Furthermore, utilities will need to clearly articulate the basis for their requested cost of capital. With the cost of corporate debt currently at levels that approach or reach historical allowed returns on equity, and the spread between Treasuries and corporate bonds being so wide, the cost of capital determination in rate cases promises to get dicey, at best.
Regulators, Stock Portfolios, and Constructive Action
Regulators have a great opportunity to help the economy by restoring the value of the retirement portfolios of millions of middle-income investors by improving the quality of utility stocks held in those portfolios. Utility equities are one of the bedrock investments held in the pension plans of everyday working people — teachers, hospital workers, trades workers, union members, city and state employees, and blue and white collar workers of every description.
Under normal circumstances, utility stocks are relatively stable dividend-paying securities. They are the "growth and income" securities that provide the inflationary protection that retired and about-to-be-retired people need. By fulfilling their obligations to provide utilities with a fair opportunity to earn a reasonable rate of return and maintain adequate debt service coverage, as well as improving the likelihood that utilities will be able to recover the higher costs that are headed the industry’s way, regulators can help the economy at large.
Typically, the award of incrementally enhanced returns on equity has relatively little impact on the rates charged to customers, but the beneficial effects on utility equity values and dividends are substantial. A challenge for investor-owned utilities in 2009 will be to tell this story in a compelling and credible way to regulators and the public at large.

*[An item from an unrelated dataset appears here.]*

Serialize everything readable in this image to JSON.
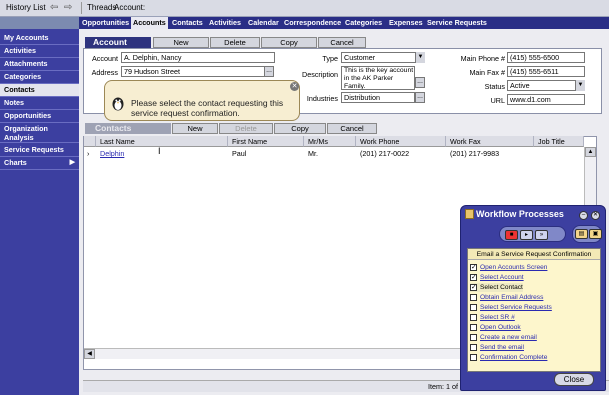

—Richard J. Rudden (email@example.com) is a senior vice president for Black & Veatch Corp.